**TASK DETAILS**
The records below must be reproduced exactly. Strip out the pictures.

**RECORDS FOR THIS TASK**
※
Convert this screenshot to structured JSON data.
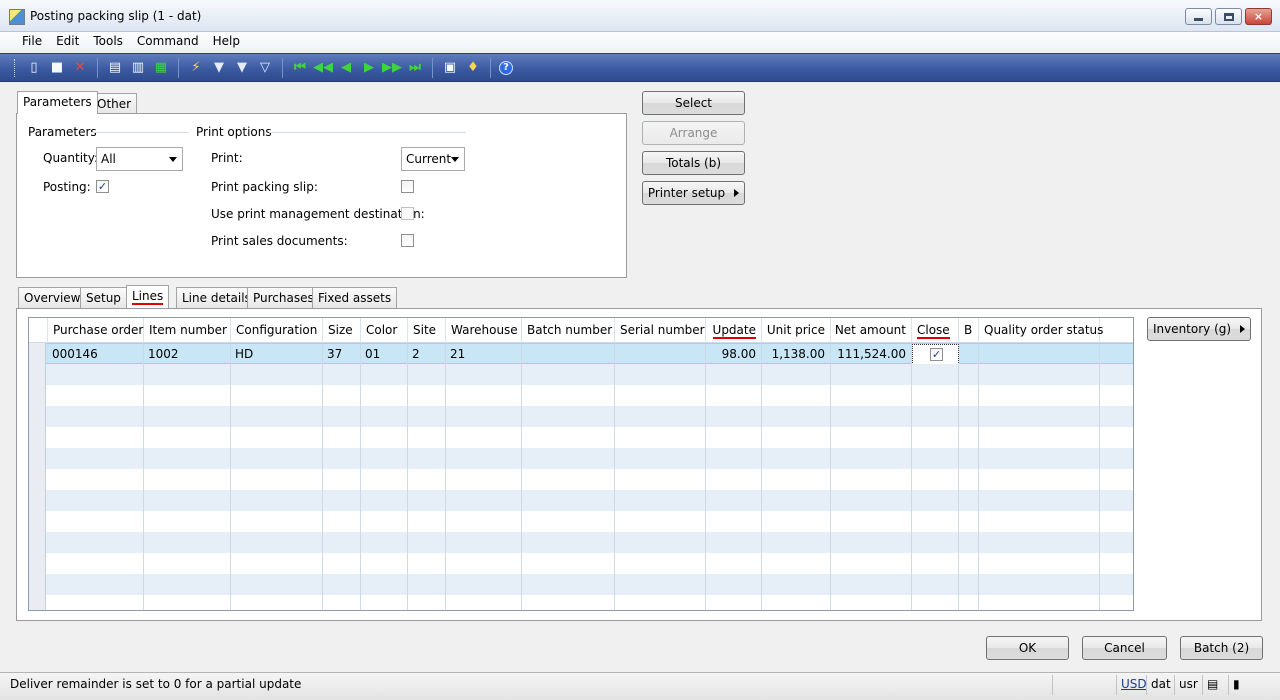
{
  "window": {
    "title": "Posting packing slip (1 - dat)",
    "controls": {
      "minimize": "minimize",
      "maximize": "maximize",
      "close": "×"
    }
  },
  "menu": [
    "File",
    "Edit",
    "Tools",
    "Command",
    "Help"
  ],
  "toolbar": {
    "icons": [
      "new-icon",
      "save-icon",
      "delete-icon",
      "print-icon",
      "print-preview-icon",
      "export-excel-icon",
      "filter-by-selection-icon",
      "filter-by-grid-icon",
      "advanced-filter-icon",
      "clear-filter-icon",
      "first-record-icon",
      "previous-page-icon",
      "previous-record-icon",
      "next-record-icon",
      "next-page-icon",
      "last-record-icon",
      "document-handling-icon",
      "alert-icon",
      "help-icon"
    ],
    "help_glyph": "?"
  },
  "top_tabs": [
    "Parameters",
    "Other"
  ],
  "parameters": {
    "group_title": "Parameters",
    "quantity_label": "Quantity:",
    "quantity_value": "All",
    "posting_label": "Posting:",
    "posting_checked": true
  },
  "print_options": {
    "group_title": "Print options",
    "print_label": "Print:",
    "print_value": "Current",
    "print_packing_slip_label": "Print packing slip:",
    "use_print_mgmt_label": "Use print management destination:",
    "print_sales_docs_label": "Print sales documents:"
  },
  "side_buttons": {
    "select": "Select",
    "arrange": "Arrange",
    "totals": "Totals (b)",
    "printer_setup": "Printer setup"
  },
  "bottom_tabs": [
    "Overview",
    "Setup",
    "Lines",
    "Line details",
    "Purchases",
    "Fixed assets"
  ],
  "active_bottom_tab": "Lines",
  "grid": {
    "columns": [
      "Purchase order",
      "Item number",
      "Configuration",
      "Size",
      "Color",
      "Site",
      "Warehouse",
      "Batch number",
      "Serial number",
      "Update",
      "Unit price",
      "Net amount",
      "Close",
      "B",
      "Quality order status"
    ],
    "rows": [
      {
        "purchase_order": "000146",
        "item_number": "1002",
        "configuration": "HD",
        "size": "37",
        "color": "01",
        "site": "2",
        "warehouse": "21",
        "batch_number": "",
        "serial_number": "",
        "update": "98.00",
        "unit_price": "1,138.00",
        "net_amount": "111,524.00",
        "close": true,
        "b": "",
        "quality_order_status": ""
      }
    ]
  },
  "inventory_button": "Inventory (g)",
  "footer_buttons": {
    "ok": "OK",
    "cancel": "Cancel",
    "batch": "Batch (2)"
  },
  "status": {
    "message": "Deliver remainder is set to 0 for a partial update",
    "currency": "USD",
    "company": "dat",
    "user": "usr"
  },
  "check_glyph": "✓"
}
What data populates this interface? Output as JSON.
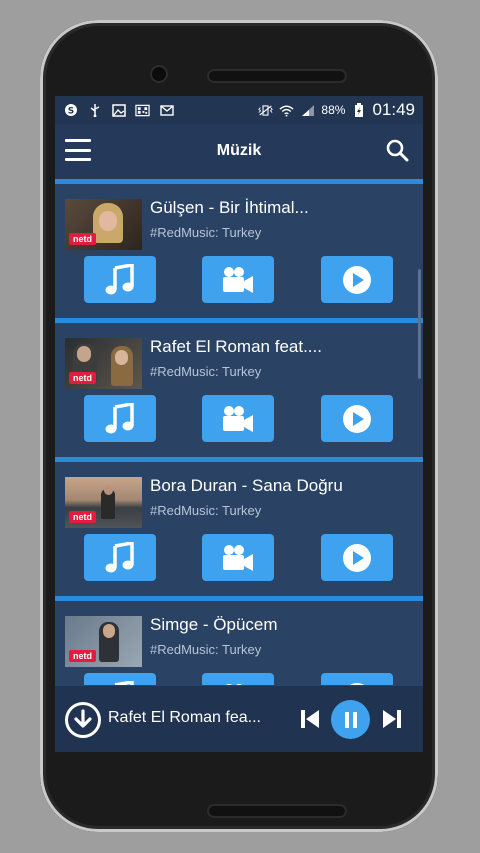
{
  "status": {
    "battery": "88%",
    "time": "01:49"
  },
  "appbar": {
    "title": "Müzik"
  },
  "songs": [
    {
      "title": "Gülşen - Bir İhtimal...",
      "subtitle": "#RedMusic: Turkey",
      "channel_logo": "netd"
    },
    {
      "title": "Rafet El Roman feat....",
      "subtitle": "#RedMusic: Turkey",
      "channel_logo": "netd"
    },
    {
      "title": "Bora Duran - Sana Doğru",
      "subtitle": "#RedMusic: Turkey",
      "channel_logo": "netd"
    },
    {
      "title": "Simge - Öpücem",
      "subtitle": "#RedMusic: Turkey",
      "channel_logo": "netd"
    }
  ],
  "player": {
    "now_playing": "Rafet El Roman fea..."
  },
  "colors": {
    "accent": "#3ea2ee",
    "background": "#263a58",
    "card": "#2a4264",
    "divider": "#2a8bd8"
  }
}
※
**REPLY TO THE TASK**
Convert this screenshot to structured JSON data.
{
  "window": {
    "title": "Posting packing slip (1 - dat)",
    "controls": {
      "minimize": "minimize",
      "maximize": "maximize",
      "close": "×"
    }
  },
  "menu": [
    "File",
    "Edit",
    "Tools",
    "Command",
    "Help"
  ],
  "toolbar": {
    "icons": [
      "new-icon",
      "save-icon",
      "delete-icon",
      "print-icon",
      "print-preview-icon",
      "export-excel-icon",
      "filter-by-selection-icon",
      "filter-by-grid-icon",
      "advanced-filter-icon",
      "clear-filter-icon",
      "first-record-icon",
      "previous-page-icon",
      "previous-record-icon",
      "next-record-icon",
      "next-page-icon",
      "last-record-icon",
      "document-handling-icon",
      "alert-icon",
      "help-icon"
    ],
    "help_glyph": "?"
  },
  "top_tabs": [
    "Parameters",
    "Other"
  ],
  "parameters": {
    "group_title": "Parameters",
    "quantity_label": "Quantity:",
    "quantity_value": "All",
    "posting_label": "Posting:",
    "posting_checked": true
  },
  "print_options": {
    "group_title": "Print options",
    "print_label": "Print:",
    "print_value": "Current",
    "print_packing_slip_label": "Print packing slip:",
    "use_print_mgmt_label": "Use print management destination:",
    "print_sales_docs_label": "Print sales documents:"
  },
  "side_buttons": {
    "select": "Select",
    "arrange": "Arrange",
    "totals": "Totals (b)",
    "printer_setup": "Printer setup"
  },
  "bottom_tabs": [
    "Overview",
    "Setup",
    "Lines",
    "Line details",
    "Purchases",
    "Fixed assets"
  ],
  "active_bottom_tab": "Lines",
  "grid": {
    "columns": [
      "Purchase order",
      "Item number",
      "Configuration",
      "Size",
      "Color",
      "Site",
      "Warehouse",
      "Batch number",
      "Serial number",
      "Update",
      "Unit price",
      "Net amount",
      "Close",
      "B",
      "Quality order status"
    ],
    "rows": [
      {
        "purchase_order": "000146",
        "item_number": "1002",
        "configuration": "HD",
        "size": "37",
        "color": "01",
        "site": "2",
        "warehouse": "21",
        "batch_number": "",
        "serial_number": "",
        "update": "98.00",
        "unit_price": "1,138.00",
        "net_amount": "111,524.00",
        "close": true,
        "b": "",
        "quality_order_status": ""
      }
    ]
  },
  "inventory_button": "Inventory (g)",
  "footer_buttons": {
    "ok": "OK",
    "cancel": "Cancel",
    "batch": "Batch (2)"
  },
  "status": {
    "message": "Deliver remainder is set to 0 for a partial update",
    "currency": "USD",
    "company": "dat",
    "user": "usr"
  },
  "check_glyph": "✓"
}
What data populates this interface? Output as JSON.
{
  "status": {
    "battery": "88%",
    "time": "01:49"
  },
  "appbar": {
    "title": "Müzik"
  },
  "songs": [
    {
      "title": "Gülşen - Bir İhtimal...",
      "subtitle": "#RedMusic: Turkey",
      "channel_logo": "netd"
    },
    {
      "title": "Rafet El Roman feat....",
      "subtitle": "#RedMusic: Turkey",
      "channel_logo": "netd"
    },
    {
      "title": "Bora Duran - Sana Doğru",
      "subtitle": "#RedMusic: Turkey",
      "channel_logo": "netd"
    },
    {
      "title": "Simge - Öpücem",
      "subtitle": "#RedMusic: Turkey",
      "channel_logo": "netd"
    }
  ],
  "player": {
    "now_playing": "Rafet El Roman fea..."
  },
  "colors": {
    "accent": "#3ea2ee",
    "background": "#263a58",
    "card": "#2a4264",
    "divider": "#2a8bd8"
  }
}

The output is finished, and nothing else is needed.